A lot happened in boxing's heavyweight division this past weekend. Anthony Joshua retained his version of the heavyweight crown by knocking out Eric Molina, and presumably set the stage for a showdown against former heavyweight king Wladmir Klitschko in April. New Zealand prospect Joseph Parker graduated to champion by decisioning Andy Ruiz Jr. for the WBO crown, and Dillian Whyte squeezed by Dereck Chisora in a controversial split decision win, keeping the division interesting enough to survive the bizarre departure of its last recognized champion, Tyson Fury. But if the current drove of heavyweight contenders didn't make boxing's most coveted division confusing enough, the World Boxing Council (WBC) just took on the challenge.
Earlier this week, the WBC named current Kiev mayor and former heavyweight champion Vitali Klitschko "Eternal World Heavyweight Champion". Yes. You heard that right. Eternal World Champion.
"Nothing is impossible," Klitschko said in an interview regarding the WBC's announcement. "I was born in the Soviet Union, a big country where professional boxing was forbidden. I would watch Mike Tyson when he became the youngest world heavyweight champion in 1986, and I said to my friends, 'Do you know what boys? One day I will be fighting guys like that. One day I will be world heavyweight champion.'
"And one day I wore that green belt that was once Tyson's, that belonged to Muhammad Ali. For a while, it was mine."
The WBC championship, commonly referred to as "the green belt", is probably the most recognized and sought after belt in boxing, and despite the multitude of championships that exist today, belts do serve a purpose. Theoretically, they are there to inform the public who is the best fighter in a given weight class. These days, however, it's gotten out of hand.
On the WBC website, there is a catalog of the current champions within the organization. For the main sanctioning body itself, there are four categories, each carrying a respective belt: World, International, Silver and Diamond. Though fans tend to roll their eyes anytime there's a "Diamond Belt Championship", this amount of subdivisions isn't actually that bad; at least not in comparison to when we get into the different federations within the WBC.
The regional federations associated with the WBC include, but are not limited to: the North American Boxing Federation (NABF), Fecombox Federacion de Comisones de Box de la Republica Mexicana (Fecombox), The European Boxing Union (EBU), Asian Boxing Council (ABCO), African Boxing Union (ABU), Oriental and Pacific Boxing Federation (OPBF), South American Continental Boxing Federation (CONOSUR), Hispanic Boxing World Boxing Association (ABMH)...and I'll just stop there for the sake of article word count. This is also just ONE of the major organizations. Cataloguing all the belts of all the federations of all the sanctioning bodies would be redundant.
So why do sanctioning bodies create so many titles?
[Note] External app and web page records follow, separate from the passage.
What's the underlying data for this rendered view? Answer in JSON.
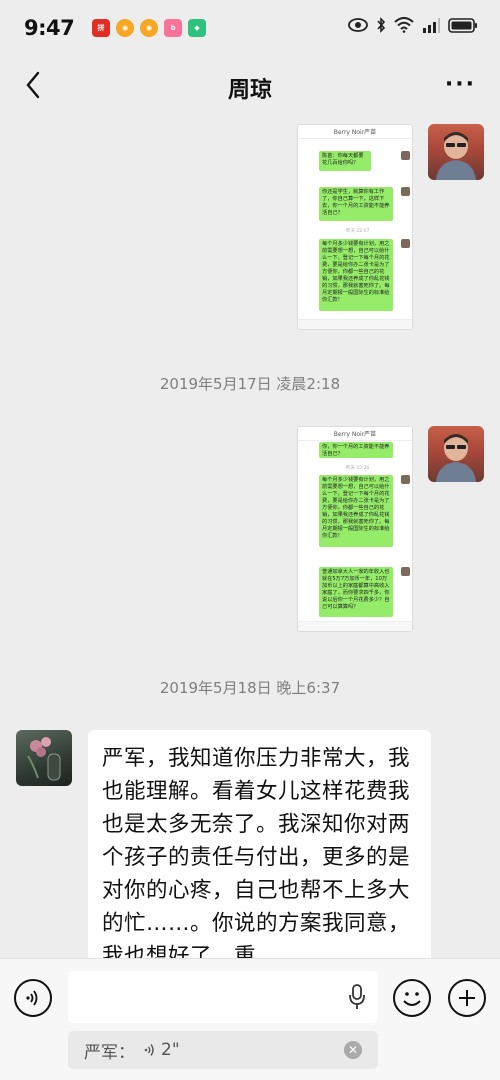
{
  "status_bar": {
    "time": "9:47",
    "apps": [
      {
        "name": "pinduoduo-app-icon",
        "color": "#e02e24"
      },
      {
        "name": "weibo-app-icon",
        "color": "#f5a623"
      },
      {
        "name": "weibo-app-icon-2",
        "color": "#f5a623"
      },
      {
        "name": "bilibili-app-icon",
        "color": "#fb7299"
      },
      {
        "name": "green-app-icon",
        "color": "#2ec27e"
      }
    ]
  },
  "header": {
    "title": "周琼",
    "more_label": "···"
  },
  "messages": {
    "screenshot1": {
      "app_title": "Berry Noir严苗",
      "bubbles": [
        "陈苗：你每天都要花几百给你吗？",
        "你还是学生，就算你有工作了，你自己算一下，这样下去，你一个月的工资能不能养活自己？",
        "每个月多少钱要有计划，用之前需要想一想，自己可以给什么一下，登记一下每个月的花费，要是给你办二张卡是为了方便你，你都一些自己的花销，如果我还养成了你乱花钱的习惯，那我就害死你了。每月定期报一般国际生的标准给你汇款！"
      ],
      "mini_time": "昨天 22:07"
    },
    "timestamp1": "2019年5月17日 凌晨2:18",
    "screenshot2": {
      "app_title": "Berry Noir严苗",
      "bubbles": [
        "你，你一个月的工资能不能养活自己？",
        "每个月多少钱要有计划，用之前需要想一想，自己可以给什么一下，登记一下每个月的花费，要是给你办二张卡是为了方便你，你都一些自己的花销，如果我还养成了你乱花钱的习惯，那我就害死你了。每月定期报一般国际生的标准给你汇款！",
        "普通加拿大人一家的年收入也就在5万7万加币一年，10万加币以上的家庭都算中高收入家庭了，而你要求四千多，你说以后你一个月花费多少？自己可以算算吗？"
      ],
      "mini_time": "昨天 22:26"
    },
    "timestamp2": "2019年5月18日 晚上6:37",
    "text_bubble": "严军，我知道你压力非常大，我也能理解。看着女儿这样花费我也是太多无奈了。我深知你对两个孩子的责任与付出，更多的是对你的心疼，自己也帮不上多大的忙……。你说的方案我同意，我也想好了，重"
  },
  "input_bar": {
    "quote_sender": "严军：",
    "quote_duration": "2\"",
    "colors": {
      "bubble_green": "#95ec69",
      "background": "#ededed"
    }
  }
}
Well, there are a couple of reasons. One is for the sanctioning fees. Every belt requires a portion of the fighters' purses and this is essentially what keeps these organizations afloat. Why would anyone agree to such fees? Well, that leads to the second reason. Belts sell fights. With the current lack of boxing media, and the number of contenders in the sport, people just don't know who fighters are anymore. Having the title of "champion" inserts a perception of legitimacy to the general public, regardless of how ridiculous said championship might be. The only problem with that approach is that the deluge of belts dilutes their significance, and with enough time, they will come to mean nothing. It is part of what is killing the sport.
So what then does an "Eternal World Championship" mean? Not really sure. There has not been any sort of official definition from the WBC, but what we can be sure of is that it has no real affect to the current state of active heavyweights since older brother Klitschko has long been retired. But that also means he would never have to defend the title, and presumably never lose it, essentially implying that Vitali Klitschko is the best WBC champion that there ever was and ever will be. (Eternal is eternal, after all). Perhaps then the more fitting question is whether or not he deserves such a recognition if all inactive fighters are eligible. What about Lennox Lewis? Sonny Liston? Muhammad Ali? Larry Holmes defended "the green belt" an astounding 16 times compared to Vitali's 11. By logic, shouldn't Holmes have a more rightful claim as the WBC "Eternal Champion"? What this might then suggest is favoritism based on a criteria that has nothing to do with actual athletic performance.
And this is another major problem fans have with the slew of sanctioning bodies that exist in boxing. Too many of the sport's superstars are determined by popularity and politics rather than objective fighting skill, and corruption runs rampant because of it. Fans grow tired of the mismatches, the incompetent judges, the lazy officiating, and of generally being cheated of good fights and a legitimate display of contest because sanctioning bodies want to keep their cash-earning superstar on top. In turn, they have responded to Klitschko's new crown reflective of the sentiment. Reddit has some of the funnier comments.
In reply to the last comment, neither can we.